What you need to do - When you have gone through the entries below, state how many lines include the word "局限与未来工作" and write nothing else.

Segment Start: Records supplied

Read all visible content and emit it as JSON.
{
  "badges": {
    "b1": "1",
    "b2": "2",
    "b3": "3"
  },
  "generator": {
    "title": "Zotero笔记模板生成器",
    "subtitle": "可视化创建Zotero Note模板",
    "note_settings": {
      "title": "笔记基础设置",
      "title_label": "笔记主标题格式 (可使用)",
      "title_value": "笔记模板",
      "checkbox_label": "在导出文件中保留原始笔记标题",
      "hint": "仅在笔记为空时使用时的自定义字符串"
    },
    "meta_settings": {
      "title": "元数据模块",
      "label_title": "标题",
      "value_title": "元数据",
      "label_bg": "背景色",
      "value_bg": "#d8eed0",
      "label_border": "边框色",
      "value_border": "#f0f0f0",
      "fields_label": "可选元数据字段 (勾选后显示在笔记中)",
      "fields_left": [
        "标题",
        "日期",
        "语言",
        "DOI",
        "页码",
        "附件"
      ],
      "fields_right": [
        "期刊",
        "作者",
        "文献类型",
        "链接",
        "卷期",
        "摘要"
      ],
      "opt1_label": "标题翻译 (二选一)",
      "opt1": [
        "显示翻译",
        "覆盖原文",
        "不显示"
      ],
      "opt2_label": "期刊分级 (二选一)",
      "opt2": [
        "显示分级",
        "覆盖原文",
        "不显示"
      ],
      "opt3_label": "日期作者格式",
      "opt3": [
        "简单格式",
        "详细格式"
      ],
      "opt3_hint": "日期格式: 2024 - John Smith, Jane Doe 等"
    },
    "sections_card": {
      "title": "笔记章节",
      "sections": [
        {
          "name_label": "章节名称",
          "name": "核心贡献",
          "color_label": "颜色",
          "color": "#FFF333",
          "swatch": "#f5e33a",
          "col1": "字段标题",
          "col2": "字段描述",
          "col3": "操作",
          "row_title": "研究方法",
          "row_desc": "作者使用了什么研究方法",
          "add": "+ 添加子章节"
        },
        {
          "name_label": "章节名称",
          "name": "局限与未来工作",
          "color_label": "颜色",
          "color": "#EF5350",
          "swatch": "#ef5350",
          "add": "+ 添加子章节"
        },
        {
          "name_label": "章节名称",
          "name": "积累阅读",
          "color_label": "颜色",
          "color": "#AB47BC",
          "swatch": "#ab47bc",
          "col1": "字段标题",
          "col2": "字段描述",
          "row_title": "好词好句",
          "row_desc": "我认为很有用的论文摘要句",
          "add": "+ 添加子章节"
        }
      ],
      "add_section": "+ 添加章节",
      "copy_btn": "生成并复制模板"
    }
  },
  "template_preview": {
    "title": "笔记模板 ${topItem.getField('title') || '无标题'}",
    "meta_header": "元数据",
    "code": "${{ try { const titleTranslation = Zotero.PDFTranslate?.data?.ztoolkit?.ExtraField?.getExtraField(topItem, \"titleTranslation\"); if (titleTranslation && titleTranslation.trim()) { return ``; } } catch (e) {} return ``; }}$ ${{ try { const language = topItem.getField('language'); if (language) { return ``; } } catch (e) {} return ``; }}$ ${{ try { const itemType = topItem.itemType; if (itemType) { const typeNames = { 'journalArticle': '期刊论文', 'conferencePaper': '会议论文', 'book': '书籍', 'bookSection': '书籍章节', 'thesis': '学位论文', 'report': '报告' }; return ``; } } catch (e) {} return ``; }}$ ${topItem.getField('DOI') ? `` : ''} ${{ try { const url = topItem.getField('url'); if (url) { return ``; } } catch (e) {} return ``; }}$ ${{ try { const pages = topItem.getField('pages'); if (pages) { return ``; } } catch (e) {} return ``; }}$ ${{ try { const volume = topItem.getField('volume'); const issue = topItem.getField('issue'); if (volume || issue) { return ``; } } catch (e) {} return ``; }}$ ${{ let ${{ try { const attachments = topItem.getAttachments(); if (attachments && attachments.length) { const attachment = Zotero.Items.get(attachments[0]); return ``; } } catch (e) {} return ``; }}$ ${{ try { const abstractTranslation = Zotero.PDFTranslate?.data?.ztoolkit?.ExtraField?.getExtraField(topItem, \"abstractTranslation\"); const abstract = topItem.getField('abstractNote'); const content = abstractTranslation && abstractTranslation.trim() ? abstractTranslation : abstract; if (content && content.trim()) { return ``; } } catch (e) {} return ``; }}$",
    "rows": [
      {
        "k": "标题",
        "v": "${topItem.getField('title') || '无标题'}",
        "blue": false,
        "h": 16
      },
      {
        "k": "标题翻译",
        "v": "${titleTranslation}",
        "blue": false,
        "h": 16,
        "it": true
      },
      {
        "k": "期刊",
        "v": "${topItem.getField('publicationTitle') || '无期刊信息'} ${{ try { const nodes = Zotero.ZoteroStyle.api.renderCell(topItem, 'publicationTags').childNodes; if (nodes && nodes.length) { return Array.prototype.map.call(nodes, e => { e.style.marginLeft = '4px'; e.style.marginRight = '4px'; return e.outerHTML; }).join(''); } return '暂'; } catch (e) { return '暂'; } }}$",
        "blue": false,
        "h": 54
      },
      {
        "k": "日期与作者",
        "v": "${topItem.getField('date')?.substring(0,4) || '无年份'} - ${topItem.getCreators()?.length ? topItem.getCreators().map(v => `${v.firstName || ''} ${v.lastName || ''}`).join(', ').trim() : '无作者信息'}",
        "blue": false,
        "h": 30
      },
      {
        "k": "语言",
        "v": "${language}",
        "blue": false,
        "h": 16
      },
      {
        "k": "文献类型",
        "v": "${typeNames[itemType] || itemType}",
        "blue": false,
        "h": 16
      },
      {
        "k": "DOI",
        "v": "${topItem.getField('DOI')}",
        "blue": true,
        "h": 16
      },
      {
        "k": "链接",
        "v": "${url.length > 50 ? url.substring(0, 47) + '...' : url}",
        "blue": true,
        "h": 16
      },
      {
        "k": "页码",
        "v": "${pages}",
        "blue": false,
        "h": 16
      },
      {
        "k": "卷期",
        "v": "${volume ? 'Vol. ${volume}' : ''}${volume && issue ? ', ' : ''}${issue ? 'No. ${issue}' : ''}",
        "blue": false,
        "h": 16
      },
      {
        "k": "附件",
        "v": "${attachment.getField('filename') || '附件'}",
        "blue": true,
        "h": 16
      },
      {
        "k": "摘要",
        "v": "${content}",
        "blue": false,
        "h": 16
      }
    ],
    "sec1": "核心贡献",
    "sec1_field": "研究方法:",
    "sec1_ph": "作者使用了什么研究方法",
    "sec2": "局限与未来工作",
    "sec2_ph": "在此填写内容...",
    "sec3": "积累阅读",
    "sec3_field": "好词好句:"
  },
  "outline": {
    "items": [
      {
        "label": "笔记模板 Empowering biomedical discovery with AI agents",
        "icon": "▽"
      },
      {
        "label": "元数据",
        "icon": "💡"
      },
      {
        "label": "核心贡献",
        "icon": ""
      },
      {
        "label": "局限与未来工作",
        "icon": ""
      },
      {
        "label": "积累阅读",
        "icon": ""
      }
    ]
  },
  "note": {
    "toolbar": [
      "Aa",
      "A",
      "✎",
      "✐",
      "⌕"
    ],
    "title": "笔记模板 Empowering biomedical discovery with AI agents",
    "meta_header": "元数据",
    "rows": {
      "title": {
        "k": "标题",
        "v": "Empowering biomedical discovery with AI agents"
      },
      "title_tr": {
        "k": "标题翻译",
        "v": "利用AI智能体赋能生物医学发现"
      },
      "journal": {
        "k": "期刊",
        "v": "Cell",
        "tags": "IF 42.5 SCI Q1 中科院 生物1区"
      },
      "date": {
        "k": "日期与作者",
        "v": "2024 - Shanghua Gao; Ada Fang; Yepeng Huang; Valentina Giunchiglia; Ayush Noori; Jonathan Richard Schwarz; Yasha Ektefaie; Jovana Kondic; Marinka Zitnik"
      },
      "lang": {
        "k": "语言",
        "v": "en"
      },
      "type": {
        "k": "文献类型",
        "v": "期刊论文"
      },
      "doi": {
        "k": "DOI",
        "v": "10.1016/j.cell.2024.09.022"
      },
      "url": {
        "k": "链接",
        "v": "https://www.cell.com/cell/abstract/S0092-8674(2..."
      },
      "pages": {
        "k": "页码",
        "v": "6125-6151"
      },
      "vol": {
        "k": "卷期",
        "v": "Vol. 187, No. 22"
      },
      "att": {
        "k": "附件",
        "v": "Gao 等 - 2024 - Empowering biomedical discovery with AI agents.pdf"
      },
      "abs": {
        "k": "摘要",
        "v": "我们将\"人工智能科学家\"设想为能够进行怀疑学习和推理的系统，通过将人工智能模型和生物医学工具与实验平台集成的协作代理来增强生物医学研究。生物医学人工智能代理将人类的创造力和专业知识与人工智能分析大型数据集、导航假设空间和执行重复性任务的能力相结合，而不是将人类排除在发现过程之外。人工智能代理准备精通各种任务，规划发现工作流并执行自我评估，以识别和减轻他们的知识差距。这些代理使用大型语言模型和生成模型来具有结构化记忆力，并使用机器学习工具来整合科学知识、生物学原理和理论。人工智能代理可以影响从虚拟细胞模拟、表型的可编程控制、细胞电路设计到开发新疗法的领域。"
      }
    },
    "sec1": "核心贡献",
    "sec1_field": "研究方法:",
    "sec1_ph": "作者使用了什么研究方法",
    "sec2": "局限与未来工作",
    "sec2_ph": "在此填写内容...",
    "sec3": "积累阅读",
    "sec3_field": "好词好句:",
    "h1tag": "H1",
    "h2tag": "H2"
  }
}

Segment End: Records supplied

Result for this task - 4